Jex, S. M., & Britt, T. W. (2014). Organizational psychology: a scientist-practitioner approach. Hoboken, NJ: Wiley.


Eckerd Library Resources

Resources around the web:

Chicago (Chicago Manual of Style)



Lowenthal, Patrick R., and Vanessa P. Dennen. "Social presence, identity, and online learning: research development and needs." Distance Education 38, no. 2 (2017): 137-140. 


Salinger, J. D. 2001. The Catcher in the Rye. Boston: Little, Brown, 2001.

MLA (Modern Language Association)



Gubar, Marah. "Risky Business: Talking about Children in Children’s Literature Criticism." Children's Literature Association Quarterly, no. 4, 2013, p. 450. 


McCracken, Tony. Apathy in Literature: A Discourse on Emotionless Characters and Concepts. Anchor Academic Publishing, 2014.

CSE (Council of Science Editors)



Ram AR, Terry JP. 2016. Stream turbidity responses to storm events in a pristine rainforest watershed on the coral coast of southern fiji. International Journal of Sediment Research. 31(4):279-290.


Sale P. 2002. Coral reef fishes: dynamics and diversity in a complex ecosystem. San Diego (CA): Academic Press.

Citation Examples

Citations may look different, depending on what is being cited and which style you are using for your paper. Regardless of the citation style, citations consist of standard elements to provide your audience with all the necessary information to find the original source. These elements include:

  • author name(s)
  • titles of books, articles, and journals
  • date of publication
  • page numbers
  • volume and issue numbers (for articles)
Below are citation examples of a scholarly article using the four main citation styles used at Eckerd.  
Author - Dominique Daniel
Article Title - Teaching Students How to Research the Past: Historians and Librarians in the Digital Age
Source Title - The History Teacher
Volume and issue - Volume 45, Issue 2
Publication Date - 2012
Page numbers - 261-282

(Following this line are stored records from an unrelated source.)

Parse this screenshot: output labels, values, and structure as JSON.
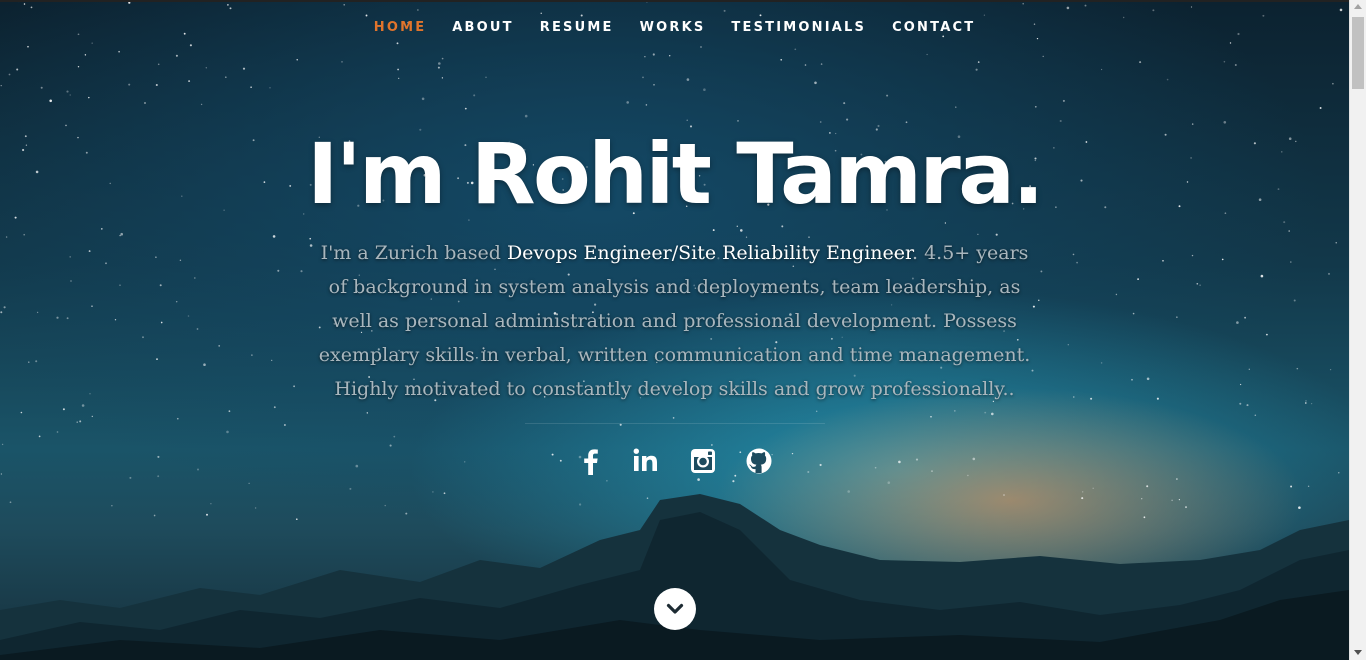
{
  "nav": {
    "items": [
      {
        "label": "HOME",
        "active": true
      },
      {
        "label": "ABOUT",
        "active": false
      },
      {
        "label": "RESUME",
        "active": false
      },
      {
        "label": "WORKS",
        "active": false
      },
      {
        "label": "TESTIMONIALS",
        "active": false
      },
      {
        "label": "CONTACT",
        "active": false
      }
    ],
    "active_color": "#e0742c"
  },
  "banner": {
    "headline": "I'm Rohit Tamra.",
    "intro_prefix": "I'm a Zurich based ",
    "intro_highlight": "Devops Engineer/Site Reliability Engineer",
    "intro_suffix": ". 4.5+ years of background in system analysis and deployments, team leadership, as well as personal administration and professional development. Possess exemplary skills in verbal, written communication and time management. Highly motivated to constantly develop skills and grow professionally.."
  },
  "social": [
    {
      "icon": "facebook-icon"
    },
    {
      "icon": "linkedin-icon"
    },
    {
      "icon": "instagram-icon"
    },
    {
      "icon": "github-icon"
    }
  ],
  "scrolldown": {
    "icon": "chevron-down-icon"
  }
}
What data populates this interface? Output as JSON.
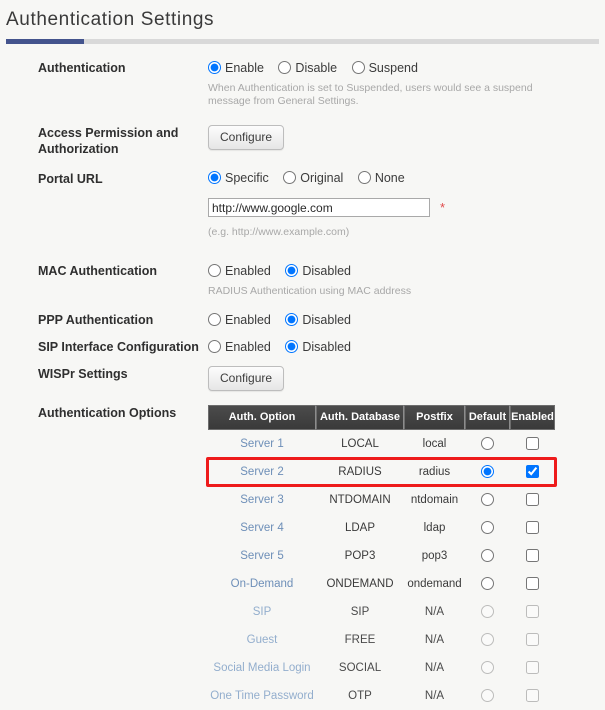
{
  "page": {
    "title": "Authentication Settings",
    "accent_color": "#44548d",
    "highlight_color": "#ee1b1b",
    "link_color": "#6e8fb8",
    "required_marker": "*"
  },
  "form": {
    "authentication": {
      "label": "Authentication",
      "options": [
        "Enable",
        "Disable",
        "Suspend"
      ],
      "selected": "Enable",
      "hint": "When Authentication is set to Suspended, users would see a suspend message from General Settings."
    },
    "access_permission": {
      "label": "Access Permission and Authorization",
      "label_line1": "Access Permission and",
      "label_line2": "Authorization",
      "button": "Configure"
    },
    "portal_url": {
      "label": "Portal URL",
      "options": [
        "Specific",
        "Original",
        "None"
      ],
      "selected": "Specific",
      "value": "http://www.google.com",
      "placeholder": "http://www.example.com",
      "hint": "(e.g. http://www.example.com)"
    },
    "mac_authentication": {
      "label": "MAC Authentication",
      "options": [
        "Enabled",
        "Disabled"
      ],
      "selected": "Disabled",
      "hint": "RADIUS Authentication using MAC address"
    },
    "ppp_authentication": {
      "label": "PPP Authentication",
      "options": [
        "Enabled",
        "Disabled"
      ],
      "selected": "Disabled"
    },
    "sip_interface": {
      "label": "SIP Interface Configuration",
      "options": [
        "Enabled",
        "Disabled"
      ],
      "selected": "Disabled"
    },
    "wispr_settings": {
      "label": "WISPr Settings",
      "button": "Configure"
    },
    "authentication_options": {
      "label": "Authentication Options"
    }
  },
  "table": {
    "columns": [
      "Auth. Option",
      "Auth. Database",
      "Postfix",
      "Default",
      "Enabled"
    ],
    "rows": [
      {
        "option": "Server 1",
        "database": "LOCAL",
        "postfix": "local",
        "default": false,
        "enabled": false,
        "dim": false
      },
      {
        "option": "Server 2",
        "database": "RADIUS",
        "postfix": "radius",
        "default": true,
        "enabled": true,
        "dim": false
      },
      {
        "option": "Server 3",
        "database": "NTDOMAIN",
        "postfix": "ntdomain",
        "default": false,
        "enabled": false,
        "dim": false
      },
      {
        "option": "Server 4",
        "database": "LDAP",
        "postfix": "ldap",
        "default": false,
        "enabled": false,
        "dim": false
      },
      {
        "option": "Server 5",
        "database": "POP3",
        "postfix": "pop3",
        "default": false,
        "enabled": false,
        "dim": false
      },
      {
        "option": "On-Demand",
        "database": "ONDEMAND",
        "postfix": "ondemand",
        "default": false,
        "enabled": false,
        "dim": false
      },
      {
        "option": "SIP",
        "database": "SIP",
        "postfix": "N/A",
        "default": false,
        "enabled": false,
        "dim": true
      },
      {
        "option": "Guest",
        "database": "FREE",
        "postfix": "N/A",
        "default": false,
        "enabled": false,
        "dim": true
      },
      {
        "option": "Social Media Login",
        "database": "SOCIAL",
        "postfix": "N/A",
        "default": false,
        "enabled": false,
        "dim": true
      },
      {
        "option": "One Time Password",
        "database": "OTP",
        "postfix": "N/A",
        "default": false,
        "enabled": false,
        "dim": true
      }
    ],
    "highlighted_row_index": 1
  }
}
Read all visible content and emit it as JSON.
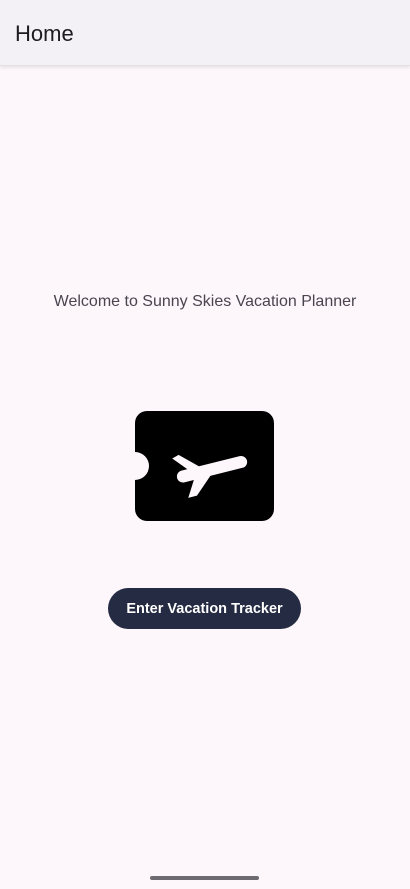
{
  "app_bar": {
    "title": "Home"
  },
  "main": {
    "welcome_text": "Welcome to Sunny Skies Vacation Planner",
    "illustration_icon": "airplane-ticket-icon",
    "enter_button_label": "Enter Vacation Tracker"
  },
  "colors": {
    "background": "#fdf7fc",
    "app_bar": "#f3f0f6",
    "button": "#252b42",
    "button_text": "#ffffff",
    "icon": "#000000"
  }
}
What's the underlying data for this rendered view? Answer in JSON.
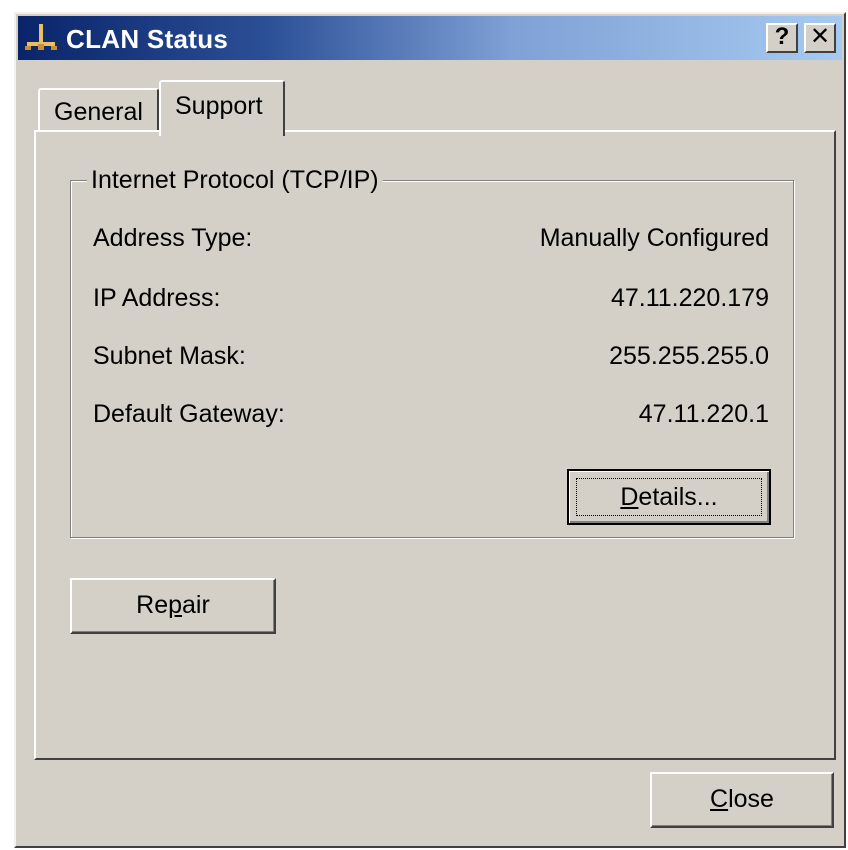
{
  "window": {
    "title": "CLAN Status",
    "title_icon": "network-connection-icon",
    "help_button": "?",
    "close_button": "✕"
  },
  "tabs": [
    {
      "label": "General",
      "active": false
    },
    {
      "label": "Support",
      "active": true
    }
  ],
  "group": {
    "legend": "Internet Protocol (TCP/IP)",
    "rows": [
      {
        "label": "Address Type:",
        "value": "Manually Configured"
      },
      {
        "label": "IP Address:",
        "value": "47.11.220.179"
      },
      {
        "label": "Subnet Mask:",
        "value": "255.255.255.0"
      },
      {
        "label": "Default Gateway:",
        "value": "47.11.220.1"
      }
    ],
    "details_button": {
      "before": "",
      "accel": "D",
      "after": "etails..."
    }
  },
  "repair_button": {
    "before": "Re",
    "accel": "p",
    "after": "air"
  },
  "close_button": {
    "before": "",
    "accel": "C",
    "after": "lose"
  }
}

American Psychological Association (APA):

Daniel, D. (2012). Teaching students how to research the past: Historians and librarians in the digital age. The History

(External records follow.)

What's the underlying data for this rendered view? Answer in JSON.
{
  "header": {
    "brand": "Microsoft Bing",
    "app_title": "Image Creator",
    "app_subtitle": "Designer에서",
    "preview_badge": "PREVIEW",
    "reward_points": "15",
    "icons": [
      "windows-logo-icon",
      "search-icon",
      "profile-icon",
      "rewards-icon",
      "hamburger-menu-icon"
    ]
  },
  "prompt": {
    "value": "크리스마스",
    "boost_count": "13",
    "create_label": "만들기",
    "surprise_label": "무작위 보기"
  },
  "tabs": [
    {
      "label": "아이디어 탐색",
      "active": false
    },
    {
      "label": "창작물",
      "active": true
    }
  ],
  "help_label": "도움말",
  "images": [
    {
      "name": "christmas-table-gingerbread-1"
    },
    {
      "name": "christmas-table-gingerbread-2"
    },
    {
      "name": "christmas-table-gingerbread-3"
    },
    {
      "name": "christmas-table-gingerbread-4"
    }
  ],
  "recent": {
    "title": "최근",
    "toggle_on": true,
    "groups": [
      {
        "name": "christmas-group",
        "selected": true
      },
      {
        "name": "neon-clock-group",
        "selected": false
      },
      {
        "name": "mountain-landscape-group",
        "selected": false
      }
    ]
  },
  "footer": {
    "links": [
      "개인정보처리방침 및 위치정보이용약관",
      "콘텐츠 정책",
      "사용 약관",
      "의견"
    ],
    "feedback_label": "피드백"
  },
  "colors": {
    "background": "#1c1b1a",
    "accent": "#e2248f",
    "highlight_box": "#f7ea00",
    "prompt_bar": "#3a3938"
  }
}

Teacher, 45(2), 261-282.

Modern Language Association (MLA):

Daniel, D. "Teaching Students How to Research the Past: Historians and Librarians in the Digital Age." The History

Teacher, vol. 45, no. 2, 2012, pp. 261-82.

Chicago Manual of Style (CMOS):

Daniel, Dominique. "Teaching Students How to Research the Past: Historians and Librarians in the Digital Age." The

History Teacher 45, no. 2 (2012)261-282.

Council of Science Editors (CES):

Daniel, D. 2012. Teaching students how to research the past: Historians and librarians in the digital age. The History

Teacher. 45(2): 261-282.